    Which Virginia small town is your favorite? We asked that question of our “locals,” who contributed content to compile this list. Feel free to comment with your pick below!

    Virginia is for Lovers.
    Request a free Travel Guide.



    Locals, Travel Ideas | 42 Comments

    5 Out of the Way Places to Explore in Coastal Virginia

    by Casey | Posted on February 27th, 2014

    Undoubtedly you know about the fantastic beaches of Coastal Virginia, but look beyond the warm sandy shores and check out the not-so-obvious attractions and things to do along the Chesapeake Bay and the Coastal Virginia region, comprised of Hampton Roads and the Eastern Shore.

    Air Power Park, Hampton, Virginia

    Air Power Park, Hampton, Virginia

    1. Air and space is big business in Coastal Virginia with sites like the NASA Wallops Flight Facility near Chincoteague Island and the Virginia Air & Space Center in Hampton, but these additional sites have a few tricks up their sleeves, too.

    • Air Power Park in Hampton is a free city park that happens to have aviation on display, front and center, with jets, missiles and rockets. Pack a picnic and enjoy the playground and floating dock on Newmarket Creek.
    • Naval Station Norfolk in Norfolk offers a daily 45-minute tour for $10 per adult and $5 per child aged 3 to 11. The Naval Station is home port to more than 78 ships of the Atlantic Fleet, making it the world’s largest naval installation. It’s also one of the busiest airfields in the country. Cash only; photo ID required for adults. Schedule
    Vantage point from Fort Boykin in Smithfield, Virginia.

    Vantage point from Fort Boykin in Smithfield, Virginia.

    2. Fort Boykin‘s presence dates to 1623 when the Castle fort on the bluff above the James River in Smithfield was built to protect Jamestown colonists from Native Americans and Spainards. Having been used during and restructured for the Revolutionary War, the War of 1812, and finally the Civil War, Fort Boykin is a preserved and mostly intact as a Civil War site depicting military architecture of the time. An additional note to the site is the black walnut tree, believed to be the second largest in Virginia and at least 200 years old. It’s on the list with the Remarkable Trees of Virginia Project. Brochure
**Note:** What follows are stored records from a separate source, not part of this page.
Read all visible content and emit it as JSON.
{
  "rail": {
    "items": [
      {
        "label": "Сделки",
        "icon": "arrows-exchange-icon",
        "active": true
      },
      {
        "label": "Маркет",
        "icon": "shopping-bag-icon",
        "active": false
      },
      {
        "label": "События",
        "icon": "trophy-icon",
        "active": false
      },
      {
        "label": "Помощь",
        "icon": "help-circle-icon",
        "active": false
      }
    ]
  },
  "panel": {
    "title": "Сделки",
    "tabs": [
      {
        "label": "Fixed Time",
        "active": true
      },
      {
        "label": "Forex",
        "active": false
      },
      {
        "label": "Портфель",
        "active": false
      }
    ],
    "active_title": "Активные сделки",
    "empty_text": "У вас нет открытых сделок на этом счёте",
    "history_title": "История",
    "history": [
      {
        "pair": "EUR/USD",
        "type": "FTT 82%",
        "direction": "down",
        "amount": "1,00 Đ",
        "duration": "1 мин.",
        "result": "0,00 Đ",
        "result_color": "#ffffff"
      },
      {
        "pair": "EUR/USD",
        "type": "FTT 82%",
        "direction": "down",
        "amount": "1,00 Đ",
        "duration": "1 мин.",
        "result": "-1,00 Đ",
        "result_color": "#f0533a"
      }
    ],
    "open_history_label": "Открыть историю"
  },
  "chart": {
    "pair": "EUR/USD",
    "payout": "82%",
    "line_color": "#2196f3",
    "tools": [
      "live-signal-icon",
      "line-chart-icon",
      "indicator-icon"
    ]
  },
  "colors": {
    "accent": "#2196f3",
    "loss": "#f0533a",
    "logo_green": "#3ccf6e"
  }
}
    3. Paddle or fish the calm waters of the Mathews Blueways Water Trails. Five routes offer unique points along the way, like the New Point Comfort Lighthouse which is only accessible by water. The trails range in distance from 10.7 to 22.1 miles. Outfitters are available for equipment rental.

    Tangier Island, Virginia

    Tangier Island, Virginia

    4. The gardens of Eyre Hall in Cheriton are among the oldest in the nation, dating to 1800, but simply getting to them will take your breath away. A cedar-lined lane brings you onto the 1760 Eyre Hall estate. The Eyre family actually dates to 1623 on the Eastern Shore, however, as Thomas Eyre arrived to Jamestown in 1622. Do seek out the 1819 orangery ruin on site.

    5. You can’t get much more out of the way than Tangier Island, a lost-in-time island in the Chesapeake Bay that takes up only 1.236 square miles and is only accessible by ferry or your own watercraft. Taste the bay as the watermen bring their harvest to shore, and do converse with the locals. You’ll delight in their Elizabethan speak. Take a day trip with Tangier Island Cruise out of Reedville, Virginia.

    Enjoy your explorations!

    Virginia is for Lovers.
    Request a free Travel Guide.



    Travel Ideas | 1 Comment